He had come ashore above - he was still floating somewhere - he had been picked up - he had swam out to some sloop in the river - he was busy rescuing the drowning - he was doing his duty somewhere - he could not be lost.
She was persuaded into a little house, where she sat at a window until nightfall, watching the wreck and the confusion. Then she was taken home upon the railroad. The neighbors and friends came to her to pass the night. They sat partly in the house and partly stood watching at the door and upon the piazza, waiting for news from the messengers who came constantly from the wreck. Mr. Vaux and others left directly for the wreck, and remained there until the end. The wife clung to her hope, but lay very ill, in the care of the physician. The day dawned over that blighted garden, and in the afternoon they told her that the body of her husband had been found, and they were bringing it home. A young woman who had been saved from the wreck and sat trembling in the house, then said what until then it had been impossible for her to say, that, at the last moment, Mr. Downing had told her how to sustain herself in the water, but that before she was compelled to leap, she saw him struggling in the river with his friend and others clinging to him. Then she heard him utter a prayer to God, and saw him no more.
Another had seen him upon the upper deck, probably just after his wife lost sight of him, throwing chairs into the river to serve as supports; nor is it too improbable that the chairs upon which his wife floated to shore were among those he had so thoughtfully provided.
In the afternoon, they brought him home, and laid him in his library. A terrific storm burst over the river and crashed among the hills, and the wild sympathy of nature surrounded that blasted home. But its master lay serene in the peace of the last prayer he uttered. Loving hands had woven garlands of the fragrant blossoms of the Cape jessamine, the sweet clematis, and the royal roses he loved so well. The next morning was calm and bright, and he was laid in the graveyard, where his father and mother lie. The quiet Fishkill mountains, that won the love of the shy boy in the garden, now watch the grave of the man, who was buried, not yet thirty-seven years old, but with great duties done in this world, and with firm faith in the divine goodness.
"Unwatch'd, the garden bough shall sway, The tender blossom flutter down, Unloved, that beech will gather brown, This maple burn itself away;
"Unloved, the sun-flower, shining fair Ray round with flame her disk of seed, And many a rose-carnation feed With summer spice the humming air.
"Unloved, by many a sandy bar
The brook shall babble down the plain, At noon, or when the lesser wain Is twisting round the polar star;
"Uncared for, gird the windy grove,
And flood the haunts of hern and crake; Or into silver arrows break, The sailing moon in creek and cove;

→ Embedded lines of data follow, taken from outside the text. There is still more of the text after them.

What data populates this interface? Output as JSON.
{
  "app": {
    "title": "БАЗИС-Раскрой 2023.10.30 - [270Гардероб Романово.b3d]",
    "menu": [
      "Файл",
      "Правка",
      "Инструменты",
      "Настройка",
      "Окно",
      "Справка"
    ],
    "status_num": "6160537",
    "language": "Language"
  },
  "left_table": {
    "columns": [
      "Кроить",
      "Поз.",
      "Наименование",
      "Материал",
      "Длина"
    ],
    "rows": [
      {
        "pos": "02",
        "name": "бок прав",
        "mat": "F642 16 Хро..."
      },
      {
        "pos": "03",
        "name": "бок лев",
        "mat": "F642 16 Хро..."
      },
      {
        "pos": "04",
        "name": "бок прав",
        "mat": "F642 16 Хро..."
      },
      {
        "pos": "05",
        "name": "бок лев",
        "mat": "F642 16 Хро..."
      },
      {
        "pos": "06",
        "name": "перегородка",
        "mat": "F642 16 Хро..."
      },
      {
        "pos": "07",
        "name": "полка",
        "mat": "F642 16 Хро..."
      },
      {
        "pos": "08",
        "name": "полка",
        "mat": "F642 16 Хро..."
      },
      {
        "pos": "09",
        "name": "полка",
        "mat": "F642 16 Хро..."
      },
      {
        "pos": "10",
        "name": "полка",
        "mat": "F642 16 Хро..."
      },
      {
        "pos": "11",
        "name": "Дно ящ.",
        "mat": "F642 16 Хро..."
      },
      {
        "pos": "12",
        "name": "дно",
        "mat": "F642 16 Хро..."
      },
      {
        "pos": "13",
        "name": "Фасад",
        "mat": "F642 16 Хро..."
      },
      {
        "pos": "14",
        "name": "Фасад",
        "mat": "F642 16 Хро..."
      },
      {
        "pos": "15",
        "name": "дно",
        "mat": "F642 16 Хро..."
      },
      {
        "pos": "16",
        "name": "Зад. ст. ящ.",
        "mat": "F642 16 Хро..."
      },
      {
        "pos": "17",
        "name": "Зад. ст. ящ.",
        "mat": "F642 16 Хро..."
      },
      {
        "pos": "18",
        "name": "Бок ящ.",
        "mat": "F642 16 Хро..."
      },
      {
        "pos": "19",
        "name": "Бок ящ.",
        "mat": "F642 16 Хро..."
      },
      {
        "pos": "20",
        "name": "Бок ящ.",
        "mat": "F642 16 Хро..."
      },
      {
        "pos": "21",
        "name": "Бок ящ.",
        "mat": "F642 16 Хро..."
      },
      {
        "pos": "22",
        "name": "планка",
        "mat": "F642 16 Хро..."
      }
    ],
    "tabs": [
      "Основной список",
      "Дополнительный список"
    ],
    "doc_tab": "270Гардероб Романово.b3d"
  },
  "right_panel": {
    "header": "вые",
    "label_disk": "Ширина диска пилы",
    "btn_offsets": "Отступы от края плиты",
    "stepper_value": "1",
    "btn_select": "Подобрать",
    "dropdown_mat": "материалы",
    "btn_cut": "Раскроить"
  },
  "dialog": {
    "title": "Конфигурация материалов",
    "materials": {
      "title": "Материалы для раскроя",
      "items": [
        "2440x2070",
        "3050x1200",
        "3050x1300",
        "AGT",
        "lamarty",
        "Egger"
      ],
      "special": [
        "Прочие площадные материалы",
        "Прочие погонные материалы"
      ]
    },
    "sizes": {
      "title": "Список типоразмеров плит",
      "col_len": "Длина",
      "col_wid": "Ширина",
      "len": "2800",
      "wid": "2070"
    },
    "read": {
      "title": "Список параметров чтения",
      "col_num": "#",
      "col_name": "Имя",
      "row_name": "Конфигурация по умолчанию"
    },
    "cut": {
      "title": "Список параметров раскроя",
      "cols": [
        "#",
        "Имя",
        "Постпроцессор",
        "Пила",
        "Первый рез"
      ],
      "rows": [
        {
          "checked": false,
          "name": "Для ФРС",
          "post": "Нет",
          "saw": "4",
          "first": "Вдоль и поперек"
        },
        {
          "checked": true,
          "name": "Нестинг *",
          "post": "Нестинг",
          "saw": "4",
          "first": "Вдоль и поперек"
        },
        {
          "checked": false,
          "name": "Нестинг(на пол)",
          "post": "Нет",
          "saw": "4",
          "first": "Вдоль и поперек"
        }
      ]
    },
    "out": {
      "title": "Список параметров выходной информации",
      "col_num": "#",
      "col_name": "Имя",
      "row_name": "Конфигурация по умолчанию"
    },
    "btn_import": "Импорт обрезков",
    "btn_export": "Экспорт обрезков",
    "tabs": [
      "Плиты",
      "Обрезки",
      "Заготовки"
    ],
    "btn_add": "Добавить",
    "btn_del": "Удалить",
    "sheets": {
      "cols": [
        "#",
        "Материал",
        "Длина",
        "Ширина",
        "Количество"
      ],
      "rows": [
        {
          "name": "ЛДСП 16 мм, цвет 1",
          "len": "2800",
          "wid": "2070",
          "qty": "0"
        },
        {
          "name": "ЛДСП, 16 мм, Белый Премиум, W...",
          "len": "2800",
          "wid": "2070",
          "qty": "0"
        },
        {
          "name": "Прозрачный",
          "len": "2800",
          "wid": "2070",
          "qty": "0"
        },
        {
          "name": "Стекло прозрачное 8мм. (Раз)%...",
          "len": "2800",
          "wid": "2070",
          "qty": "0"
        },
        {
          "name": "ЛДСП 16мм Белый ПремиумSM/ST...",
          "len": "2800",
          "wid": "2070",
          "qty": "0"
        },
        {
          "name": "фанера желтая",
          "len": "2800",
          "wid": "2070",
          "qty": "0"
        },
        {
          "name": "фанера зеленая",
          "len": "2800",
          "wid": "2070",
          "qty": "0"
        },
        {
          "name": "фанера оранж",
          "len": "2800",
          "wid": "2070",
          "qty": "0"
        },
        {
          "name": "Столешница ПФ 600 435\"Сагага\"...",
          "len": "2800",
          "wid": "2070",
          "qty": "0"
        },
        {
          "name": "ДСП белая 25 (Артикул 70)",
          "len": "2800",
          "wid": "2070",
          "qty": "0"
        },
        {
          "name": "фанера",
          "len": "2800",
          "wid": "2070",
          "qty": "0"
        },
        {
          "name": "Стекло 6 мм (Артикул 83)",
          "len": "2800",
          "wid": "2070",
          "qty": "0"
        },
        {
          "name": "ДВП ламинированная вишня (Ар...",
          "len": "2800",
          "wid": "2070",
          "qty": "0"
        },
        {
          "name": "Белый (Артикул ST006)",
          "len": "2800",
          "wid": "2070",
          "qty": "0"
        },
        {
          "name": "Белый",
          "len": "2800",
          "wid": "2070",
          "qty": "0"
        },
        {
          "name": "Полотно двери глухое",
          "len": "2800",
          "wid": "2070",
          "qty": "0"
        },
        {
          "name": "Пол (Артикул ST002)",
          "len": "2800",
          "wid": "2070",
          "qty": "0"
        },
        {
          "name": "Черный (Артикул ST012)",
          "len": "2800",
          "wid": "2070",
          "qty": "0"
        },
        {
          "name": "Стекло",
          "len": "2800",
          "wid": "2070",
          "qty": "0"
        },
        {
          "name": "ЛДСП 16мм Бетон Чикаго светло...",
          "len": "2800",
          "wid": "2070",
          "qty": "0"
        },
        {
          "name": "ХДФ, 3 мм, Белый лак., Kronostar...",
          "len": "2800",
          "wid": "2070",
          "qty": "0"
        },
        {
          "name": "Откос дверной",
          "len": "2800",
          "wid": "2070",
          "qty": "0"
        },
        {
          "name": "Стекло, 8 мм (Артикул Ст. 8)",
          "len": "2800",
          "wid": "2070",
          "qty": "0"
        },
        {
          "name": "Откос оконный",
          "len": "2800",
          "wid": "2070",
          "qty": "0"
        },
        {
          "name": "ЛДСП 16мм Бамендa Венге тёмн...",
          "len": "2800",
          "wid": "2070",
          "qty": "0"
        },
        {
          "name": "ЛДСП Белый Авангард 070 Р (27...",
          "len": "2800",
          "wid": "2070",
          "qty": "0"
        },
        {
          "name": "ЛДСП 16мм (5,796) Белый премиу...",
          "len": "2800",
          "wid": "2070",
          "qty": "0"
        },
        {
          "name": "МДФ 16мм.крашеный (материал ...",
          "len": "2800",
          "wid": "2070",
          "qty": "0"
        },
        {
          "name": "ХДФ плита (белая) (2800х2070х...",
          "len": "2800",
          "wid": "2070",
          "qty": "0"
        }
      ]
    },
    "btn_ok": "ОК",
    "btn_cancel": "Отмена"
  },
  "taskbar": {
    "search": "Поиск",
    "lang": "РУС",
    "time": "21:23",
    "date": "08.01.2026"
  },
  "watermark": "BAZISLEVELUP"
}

"Till from the garden and the wild, A fresh association blow, And year by year, the landscape grow Familiar to the stranger's child;
"As, year by year, the laborer tills
His wonted glebe, or lops the glades; And year by year our memory fades From all the circle of the hills".